[Opening Extracted data section]
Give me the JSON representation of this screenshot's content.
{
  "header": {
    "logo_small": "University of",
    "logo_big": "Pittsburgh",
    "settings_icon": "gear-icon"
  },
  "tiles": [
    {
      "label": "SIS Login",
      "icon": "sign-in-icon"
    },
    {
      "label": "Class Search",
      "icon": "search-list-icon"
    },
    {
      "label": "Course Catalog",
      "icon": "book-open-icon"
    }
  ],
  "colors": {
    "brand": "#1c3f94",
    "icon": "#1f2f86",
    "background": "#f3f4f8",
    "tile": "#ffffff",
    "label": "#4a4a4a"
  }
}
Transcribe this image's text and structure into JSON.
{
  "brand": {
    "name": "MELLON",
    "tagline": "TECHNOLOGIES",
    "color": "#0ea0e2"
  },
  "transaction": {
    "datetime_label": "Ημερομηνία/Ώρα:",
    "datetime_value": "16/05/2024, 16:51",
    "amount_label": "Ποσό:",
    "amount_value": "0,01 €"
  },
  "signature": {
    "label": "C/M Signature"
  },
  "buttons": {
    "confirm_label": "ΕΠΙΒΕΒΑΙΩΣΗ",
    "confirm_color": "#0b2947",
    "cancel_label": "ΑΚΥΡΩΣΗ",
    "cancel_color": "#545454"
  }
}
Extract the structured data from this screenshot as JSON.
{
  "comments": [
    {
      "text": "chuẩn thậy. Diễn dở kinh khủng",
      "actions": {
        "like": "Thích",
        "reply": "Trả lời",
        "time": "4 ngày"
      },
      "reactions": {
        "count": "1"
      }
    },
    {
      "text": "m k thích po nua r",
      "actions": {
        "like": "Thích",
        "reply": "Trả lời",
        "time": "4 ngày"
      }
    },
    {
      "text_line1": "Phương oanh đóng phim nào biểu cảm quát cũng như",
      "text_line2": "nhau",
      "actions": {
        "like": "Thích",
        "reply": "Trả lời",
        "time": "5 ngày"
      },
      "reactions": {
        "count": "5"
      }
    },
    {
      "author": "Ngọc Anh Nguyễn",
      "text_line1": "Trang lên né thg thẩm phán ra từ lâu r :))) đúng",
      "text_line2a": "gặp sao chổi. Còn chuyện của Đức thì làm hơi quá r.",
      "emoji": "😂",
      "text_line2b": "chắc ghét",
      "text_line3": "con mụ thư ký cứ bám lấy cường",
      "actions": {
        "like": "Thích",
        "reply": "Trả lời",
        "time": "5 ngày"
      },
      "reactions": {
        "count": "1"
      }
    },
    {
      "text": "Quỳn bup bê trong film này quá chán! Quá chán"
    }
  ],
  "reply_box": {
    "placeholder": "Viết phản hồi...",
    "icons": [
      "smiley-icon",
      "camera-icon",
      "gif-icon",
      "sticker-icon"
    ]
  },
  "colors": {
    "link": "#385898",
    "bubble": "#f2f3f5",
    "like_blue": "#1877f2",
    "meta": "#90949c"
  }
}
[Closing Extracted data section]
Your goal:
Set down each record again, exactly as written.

Output below:
Give me the JSON representation of this screenshot's content.
{
  "header": {
    "logo_small": "University of",
    "logo_big": "Pittsburgh",
    "settings_icon": "gear-icon"
  },
  "tiles": [
    {
      "label": "SIS Login",
      "icon": "sign-in-icon"
    },
    {
      "label": "Class Search",
      "icon": "search-list-icon"
    },
    {
      "label": "Course Catalog",
      "icon": "book-open-icon"
    }
  ],
  "colors": {
    "brand": "#1c3f94",
    "icon": "#1f2f86",
    "background": "#f3f4f8",
    "tile": "#ffffff",
    "label": "#4a4a4a"
  }
}
Transcribe this image's text and structure into JSON.
{
  "brand": {
    "name": "MELLON",
    "tagline": "TECHNOLOGIES",
    "color": "#0ea0e2"
  },
  "transaction": {
    "datetime_label": "Ημερομηνία/Ώρα:",
    "datetime_value": "16/05/2024, 16:51",
    "amount_label": "Ποσό:",
    "amount_value": "0,01 €"
  },
  "signature": {
    "label": "C/M Signature"
  },
  "buttons": {
    "confirm_label": "ΕΠΙΒΕΒΑΙΩΣΗ",
    "confirm_color": "#0b2947",
    "cancel_label": "ΑΚΥΡΩΣΗ",
    "cancel_color": "#545454"
  }
}
Extract the structured data from this screenshot as JSON.
{
  "comments": [
    {
      "text": "chuẩn thậy. Diễn dở kinh khủng",
      "actions": {
        "like": "Thích",
        "reply": "Trả lời",
        "time": "4 ngày"
      },
      "reactions": {
        "count": "1"
      }
    },
    {
      "text": "m k thích po nua r",
      "actions": {
        "like": "Thích",
        "reply": "Trả lời",
        "time": "4 ngày"
      }
    },
    {
      "text_line1": "Phương oanh đóng phim nào biểu cảm quát cũng như",
      "text_line2": "nhau",
      "actions": {
        "like": "Thích",
        "reply": "Trả lời",
        "time": "5 ngày"
      },
      "reactions": {
        "count": "5"
      }
    },
    {
      "author": "Ngọc Anh Nguyễn",
      "text_line1": "Trang lên né thg thẩm phán ra từ lâu r :))) đúng",
      "text_line2a": "gặp sao chổi. Còn chuyện của Đức thì làm hơi quá r.",
      "emoji": "😂",
      "text_line2b": "chắc ghét",
      "text_line3": "con mụ thư ký cứ bám lấy cường",
      "actions": {
        "like": "Thích",
        "reply": "Trả lời",
        "time": "5 ngày"
      },
      "reactions": {
        "count": "1"
      }
    },
    {
      "text": "Quỳn bup bê trong film này quá chán! Quá chán"
    }
  ],
  "reply_box": {
    "placeholder": "Viết phản hồi...",
    "icons": [
      "smiley-icon",
      "camera-icon",
      "gif-icon",
      "sticker-icon"
    ]
  },
  "colors": {
    "link": "#385898",
    "bubble": "#f2f3f5",
    "like_blue": "#1877f2",
    "meta": "#90949c"
  }
}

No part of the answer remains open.